How do device drivers work (with an explanation at a lower level (of abstraction))?

"The Art of Assembly" is a good, yet kind of outdated book with explanations on pretty much everything hardware and low-level. You should give it a read.

It's available legally online and in print form.

The book, online

On amazon

EDIT: Commenter Samoz mentions a new edition, so now it's probably up to date!

I was reading The Art of Assembly Language (Randall Hyde, link to Amazon) and I tried out a console application in that book. It was a program that created a new console for itself using Win32 API functions. The program contains a procedure called LENSTR, which stores the length of string in the EBP register. The code for this function is as follows:

ENTER 0, 0
MOV   ECX, 100 ; Limit the string length
REPNE SCASB ; Find the 0 character
SUB   EDI, EBX ; String length including 0

RET   4

Could you explain the usage of the enter and leave commands here?

This is the setup for the stack frame (activation record) for the function.
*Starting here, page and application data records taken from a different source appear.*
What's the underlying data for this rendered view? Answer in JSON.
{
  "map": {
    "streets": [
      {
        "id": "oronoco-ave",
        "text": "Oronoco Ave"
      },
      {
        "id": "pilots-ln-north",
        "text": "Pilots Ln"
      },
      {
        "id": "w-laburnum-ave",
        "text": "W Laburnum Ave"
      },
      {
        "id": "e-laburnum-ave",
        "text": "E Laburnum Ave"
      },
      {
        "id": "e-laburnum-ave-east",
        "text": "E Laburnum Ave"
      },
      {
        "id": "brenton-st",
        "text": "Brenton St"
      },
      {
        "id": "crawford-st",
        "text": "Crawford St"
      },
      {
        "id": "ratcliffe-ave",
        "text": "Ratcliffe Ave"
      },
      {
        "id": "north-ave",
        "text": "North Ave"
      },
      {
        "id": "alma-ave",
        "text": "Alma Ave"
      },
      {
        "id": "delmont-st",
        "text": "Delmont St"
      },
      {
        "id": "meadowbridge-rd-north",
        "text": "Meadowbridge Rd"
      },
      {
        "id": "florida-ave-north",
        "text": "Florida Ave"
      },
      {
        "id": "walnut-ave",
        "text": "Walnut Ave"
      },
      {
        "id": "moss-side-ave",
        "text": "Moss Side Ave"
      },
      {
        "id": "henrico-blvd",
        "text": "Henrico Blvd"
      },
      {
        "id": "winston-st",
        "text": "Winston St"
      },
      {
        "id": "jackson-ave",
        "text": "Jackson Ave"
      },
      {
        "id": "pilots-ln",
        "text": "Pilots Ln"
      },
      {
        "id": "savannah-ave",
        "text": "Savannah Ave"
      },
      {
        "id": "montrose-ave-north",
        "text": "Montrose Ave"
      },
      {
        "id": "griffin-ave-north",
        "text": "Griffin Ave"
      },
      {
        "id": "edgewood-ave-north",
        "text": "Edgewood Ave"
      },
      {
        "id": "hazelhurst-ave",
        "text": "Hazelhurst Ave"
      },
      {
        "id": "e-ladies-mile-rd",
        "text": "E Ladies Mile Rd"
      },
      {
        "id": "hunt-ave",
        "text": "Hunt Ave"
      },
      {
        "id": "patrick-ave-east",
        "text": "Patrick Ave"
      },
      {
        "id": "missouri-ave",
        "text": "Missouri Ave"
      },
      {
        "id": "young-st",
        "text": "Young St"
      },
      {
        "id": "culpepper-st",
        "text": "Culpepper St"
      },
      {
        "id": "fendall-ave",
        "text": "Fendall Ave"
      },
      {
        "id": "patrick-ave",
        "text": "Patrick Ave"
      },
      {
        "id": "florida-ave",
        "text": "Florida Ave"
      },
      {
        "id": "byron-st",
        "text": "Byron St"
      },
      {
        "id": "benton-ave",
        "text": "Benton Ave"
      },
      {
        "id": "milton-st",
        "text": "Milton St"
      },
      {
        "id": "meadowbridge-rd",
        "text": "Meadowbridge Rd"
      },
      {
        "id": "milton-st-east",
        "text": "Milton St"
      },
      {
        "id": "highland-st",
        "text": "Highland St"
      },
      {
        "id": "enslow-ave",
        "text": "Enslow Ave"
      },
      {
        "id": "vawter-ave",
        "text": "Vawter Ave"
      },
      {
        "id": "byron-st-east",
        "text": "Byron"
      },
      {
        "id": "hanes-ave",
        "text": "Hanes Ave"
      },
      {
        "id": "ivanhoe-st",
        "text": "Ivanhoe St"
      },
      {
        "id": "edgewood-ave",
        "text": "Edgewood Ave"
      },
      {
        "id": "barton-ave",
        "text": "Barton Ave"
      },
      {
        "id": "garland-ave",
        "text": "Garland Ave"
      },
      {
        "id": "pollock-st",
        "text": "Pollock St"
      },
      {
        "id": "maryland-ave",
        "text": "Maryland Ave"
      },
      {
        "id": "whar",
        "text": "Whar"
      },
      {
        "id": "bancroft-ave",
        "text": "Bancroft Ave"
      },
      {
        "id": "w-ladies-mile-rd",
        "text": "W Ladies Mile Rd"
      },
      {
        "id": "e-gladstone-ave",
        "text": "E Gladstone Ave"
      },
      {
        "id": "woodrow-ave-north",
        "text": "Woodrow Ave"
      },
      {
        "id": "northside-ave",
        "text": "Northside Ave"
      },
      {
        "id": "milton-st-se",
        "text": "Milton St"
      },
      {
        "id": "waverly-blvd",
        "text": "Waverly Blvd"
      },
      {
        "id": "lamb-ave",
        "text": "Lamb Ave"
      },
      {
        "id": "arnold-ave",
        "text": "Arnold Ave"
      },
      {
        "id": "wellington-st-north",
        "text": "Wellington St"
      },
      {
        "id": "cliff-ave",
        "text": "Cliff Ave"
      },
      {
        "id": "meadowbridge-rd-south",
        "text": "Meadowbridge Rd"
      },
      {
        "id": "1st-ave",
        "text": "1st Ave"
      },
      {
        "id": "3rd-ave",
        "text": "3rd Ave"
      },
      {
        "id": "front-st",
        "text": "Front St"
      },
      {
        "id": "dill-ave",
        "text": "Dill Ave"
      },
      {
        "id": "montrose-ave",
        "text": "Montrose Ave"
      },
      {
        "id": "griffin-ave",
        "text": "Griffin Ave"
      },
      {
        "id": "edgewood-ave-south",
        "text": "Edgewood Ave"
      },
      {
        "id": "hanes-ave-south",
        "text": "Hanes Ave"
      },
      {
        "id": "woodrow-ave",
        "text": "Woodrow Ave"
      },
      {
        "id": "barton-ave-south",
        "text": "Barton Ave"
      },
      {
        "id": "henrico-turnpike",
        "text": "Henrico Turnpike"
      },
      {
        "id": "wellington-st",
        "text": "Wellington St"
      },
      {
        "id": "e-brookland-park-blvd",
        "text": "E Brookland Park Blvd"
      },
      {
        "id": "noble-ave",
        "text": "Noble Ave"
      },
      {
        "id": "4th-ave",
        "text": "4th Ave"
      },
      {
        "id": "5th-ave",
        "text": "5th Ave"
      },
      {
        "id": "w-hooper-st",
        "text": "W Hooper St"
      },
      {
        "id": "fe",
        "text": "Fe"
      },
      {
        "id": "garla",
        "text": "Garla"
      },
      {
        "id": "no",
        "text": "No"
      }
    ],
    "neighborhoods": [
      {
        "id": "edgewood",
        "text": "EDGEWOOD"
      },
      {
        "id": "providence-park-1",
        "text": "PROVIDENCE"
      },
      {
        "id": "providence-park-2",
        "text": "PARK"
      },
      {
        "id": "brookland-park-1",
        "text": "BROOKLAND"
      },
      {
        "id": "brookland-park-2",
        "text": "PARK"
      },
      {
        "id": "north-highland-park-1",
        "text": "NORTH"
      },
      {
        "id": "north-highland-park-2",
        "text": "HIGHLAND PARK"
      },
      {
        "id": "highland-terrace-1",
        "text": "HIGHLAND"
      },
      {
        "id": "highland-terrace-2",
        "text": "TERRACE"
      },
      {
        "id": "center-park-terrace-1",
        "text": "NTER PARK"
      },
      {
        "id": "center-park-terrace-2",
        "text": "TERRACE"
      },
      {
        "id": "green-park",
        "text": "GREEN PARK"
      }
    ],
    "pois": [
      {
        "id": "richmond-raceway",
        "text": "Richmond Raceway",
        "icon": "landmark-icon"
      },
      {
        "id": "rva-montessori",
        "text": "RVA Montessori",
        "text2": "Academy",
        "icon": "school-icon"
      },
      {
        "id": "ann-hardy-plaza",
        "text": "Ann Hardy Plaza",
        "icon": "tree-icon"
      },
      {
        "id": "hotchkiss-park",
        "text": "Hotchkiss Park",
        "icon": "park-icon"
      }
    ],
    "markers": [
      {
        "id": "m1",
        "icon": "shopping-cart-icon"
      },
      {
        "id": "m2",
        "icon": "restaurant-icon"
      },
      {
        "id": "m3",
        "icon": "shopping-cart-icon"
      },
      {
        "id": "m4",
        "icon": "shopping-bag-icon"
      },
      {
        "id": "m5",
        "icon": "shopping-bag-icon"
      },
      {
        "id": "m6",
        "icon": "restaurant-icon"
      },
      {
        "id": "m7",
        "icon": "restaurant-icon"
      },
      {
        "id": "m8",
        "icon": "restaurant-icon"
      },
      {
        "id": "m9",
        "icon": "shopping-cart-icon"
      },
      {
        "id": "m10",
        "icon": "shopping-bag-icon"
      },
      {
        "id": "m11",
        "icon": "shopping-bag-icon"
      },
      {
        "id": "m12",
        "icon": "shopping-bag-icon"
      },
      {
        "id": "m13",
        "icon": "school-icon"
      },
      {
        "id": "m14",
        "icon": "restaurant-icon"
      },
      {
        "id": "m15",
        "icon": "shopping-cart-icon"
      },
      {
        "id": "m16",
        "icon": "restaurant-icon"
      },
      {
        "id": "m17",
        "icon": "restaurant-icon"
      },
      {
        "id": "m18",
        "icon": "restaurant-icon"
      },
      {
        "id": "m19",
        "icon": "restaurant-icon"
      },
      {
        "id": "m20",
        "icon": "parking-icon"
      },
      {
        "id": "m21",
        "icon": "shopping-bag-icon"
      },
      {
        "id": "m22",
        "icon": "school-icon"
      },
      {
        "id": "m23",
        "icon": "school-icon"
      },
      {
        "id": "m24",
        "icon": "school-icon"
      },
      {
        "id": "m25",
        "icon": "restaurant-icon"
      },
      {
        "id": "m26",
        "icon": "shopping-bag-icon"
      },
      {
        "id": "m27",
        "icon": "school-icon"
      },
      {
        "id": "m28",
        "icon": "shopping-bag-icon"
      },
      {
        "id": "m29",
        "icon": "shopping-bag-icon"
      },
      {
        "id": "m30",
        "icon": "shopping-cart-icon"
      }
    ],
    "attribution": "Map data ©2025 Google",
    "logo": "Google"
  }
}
Internally it normally looks something like this:

push( ebp );         // Save a copy of the old EBP value

mov( esp, ebp );     // Get ptr to base of activation record into EBP

sub( NumVars, esp ); // Allocate storage for local variables.

Then when the stack frame is to be destroyed again, you have to do something along the following lines:

   mov( ebp, esp );    // Deallocate locals and clean up stack.

   pop( ebp );         // Restore pointer to caller's activation record.

   ret();              // Return to the caller.

Here is a better explanation of it using HLA. Though it is well explained in the book you're reading, as I have that book too, and I've read the section explaining it.